* _Data supplied_
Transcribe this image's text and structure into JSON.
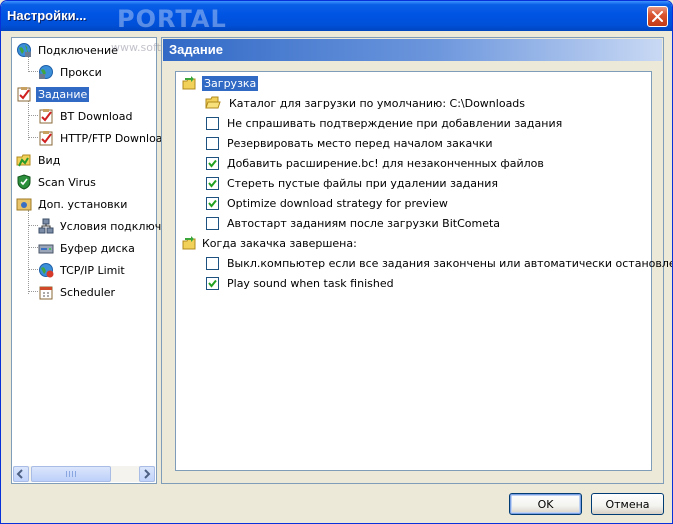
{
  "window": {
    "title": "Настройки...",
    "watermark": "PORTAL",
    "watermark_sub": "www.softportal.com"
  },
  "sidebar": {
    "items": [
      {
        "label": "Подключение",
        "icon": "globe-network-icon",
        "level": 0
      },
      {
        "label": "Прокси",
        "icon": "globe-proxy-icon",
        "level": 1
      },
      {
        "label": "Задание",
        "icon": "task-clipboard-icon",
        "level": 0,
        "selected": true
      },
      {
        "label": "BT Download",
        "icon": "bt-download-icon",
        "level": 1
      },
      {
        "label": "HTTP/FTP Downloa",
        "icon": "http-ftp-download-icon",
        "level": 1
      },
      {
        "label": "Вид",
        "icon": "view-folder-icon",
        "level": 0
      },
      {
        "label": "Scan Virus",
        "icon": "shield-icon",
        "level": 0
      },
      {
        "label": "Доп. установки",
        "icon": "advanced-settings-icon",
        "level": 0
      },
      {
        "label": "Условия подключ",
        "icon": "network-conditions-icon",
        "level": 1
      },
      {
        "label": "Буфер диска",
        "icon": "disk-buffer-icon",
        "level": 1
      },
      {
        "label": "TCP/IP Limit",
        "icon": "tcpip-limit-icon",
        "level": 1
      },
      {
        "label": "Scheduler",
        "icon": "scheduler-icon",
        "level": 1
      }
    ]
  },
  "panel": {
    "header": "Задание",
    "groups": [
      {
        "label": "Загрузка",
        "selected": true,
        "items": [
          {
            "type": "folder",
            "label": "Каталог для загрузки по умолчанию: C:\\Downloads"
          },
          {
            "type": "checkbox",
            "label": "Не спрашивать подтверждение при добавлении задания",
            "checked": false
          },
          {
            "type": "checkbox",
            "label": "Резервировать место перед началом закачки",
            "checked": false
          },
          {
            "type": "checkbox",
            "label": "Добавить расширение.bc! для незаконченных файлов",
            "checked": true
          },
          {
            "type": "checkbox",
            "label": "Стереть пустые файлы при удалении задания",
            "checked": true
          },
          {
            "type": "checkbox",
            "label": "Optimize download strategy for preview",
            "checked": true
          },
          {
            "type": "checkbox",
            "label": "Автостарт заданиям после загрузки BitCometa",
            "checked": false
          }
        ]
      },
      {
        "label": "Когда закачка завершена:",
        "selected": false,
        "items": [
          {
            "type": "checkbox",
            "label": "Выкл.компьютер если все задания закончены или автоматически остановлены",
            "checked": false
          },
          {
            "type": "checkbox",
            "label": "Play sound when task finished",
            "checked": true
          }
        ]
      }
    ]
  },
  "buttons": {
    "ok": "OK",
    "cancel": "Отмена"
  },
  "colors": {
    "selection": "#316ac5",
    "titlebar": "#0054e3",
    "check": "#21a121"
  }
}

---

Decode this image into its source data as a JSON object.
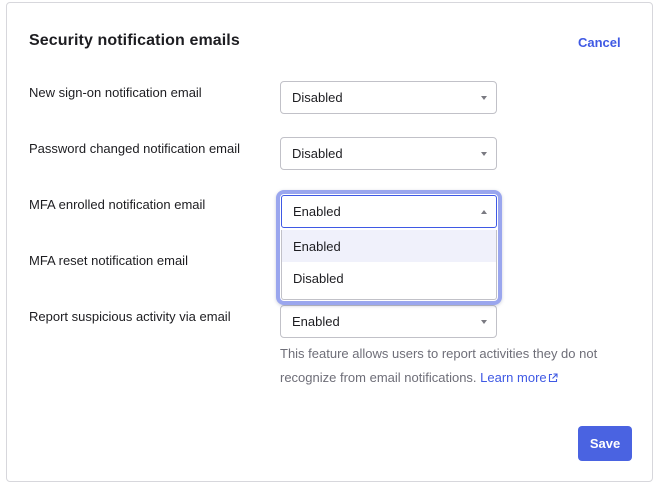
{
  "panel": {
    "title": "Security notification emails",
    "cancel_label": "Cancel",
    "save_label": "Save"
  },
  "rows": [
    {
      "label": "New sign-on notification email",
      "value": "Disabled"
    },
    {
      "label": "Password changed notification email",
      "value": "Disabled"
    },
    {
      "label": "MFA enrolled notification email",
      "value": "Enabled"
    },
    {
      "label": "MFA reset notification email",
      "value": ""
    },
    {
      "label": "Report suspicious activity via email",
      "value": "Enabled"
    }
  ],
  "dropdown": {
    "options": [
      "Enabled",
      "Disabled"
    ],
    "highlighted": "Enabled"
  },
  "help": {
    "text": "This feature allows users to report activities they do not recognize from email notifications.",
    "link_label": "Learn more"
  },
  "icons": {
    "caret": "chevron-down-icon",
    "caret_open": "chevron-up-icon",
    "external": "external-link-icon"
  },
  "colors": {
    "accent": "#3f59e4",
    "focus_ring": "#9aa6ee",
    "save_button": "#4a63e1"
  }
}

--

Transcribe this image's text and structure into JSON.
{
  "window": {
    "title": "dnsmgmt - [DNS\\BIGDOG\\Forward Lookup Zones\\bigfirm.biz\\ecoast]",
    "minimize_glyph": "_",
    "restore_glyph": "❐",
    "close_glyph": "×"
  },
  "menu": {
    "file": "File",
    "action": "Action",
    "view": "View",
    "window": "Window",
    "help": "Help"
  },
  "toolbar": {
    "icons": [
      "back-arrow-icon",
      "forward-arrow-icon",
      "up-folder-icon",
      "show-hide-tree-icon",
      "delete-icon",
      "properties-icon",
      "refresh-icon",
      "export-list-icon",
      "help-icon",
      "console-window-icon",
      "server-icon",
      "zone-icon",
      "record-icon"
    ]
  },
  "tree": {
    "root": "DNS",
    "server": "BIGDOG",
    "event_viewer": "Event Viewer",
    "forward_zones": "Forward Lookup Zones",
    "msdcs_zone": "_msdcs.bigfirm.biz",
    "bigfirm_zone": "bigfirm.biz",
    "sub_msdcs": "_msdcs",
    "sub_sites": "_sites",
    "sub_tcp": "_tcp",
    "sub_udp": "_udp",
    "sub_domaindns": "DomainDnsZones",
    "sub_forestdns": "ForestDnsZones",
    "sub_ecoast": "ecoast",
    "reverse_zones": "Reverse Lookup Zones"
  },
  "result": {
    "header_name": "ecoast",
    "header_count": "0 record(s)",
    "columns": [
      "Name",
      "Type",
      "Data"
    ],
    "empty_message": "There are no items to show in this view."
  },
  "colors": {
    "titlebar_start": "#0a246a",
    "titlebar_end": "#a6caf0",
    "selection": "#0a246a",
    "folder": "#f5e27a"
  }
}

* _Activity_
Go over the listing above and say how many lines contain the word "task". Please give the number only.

* _Expected answer_
2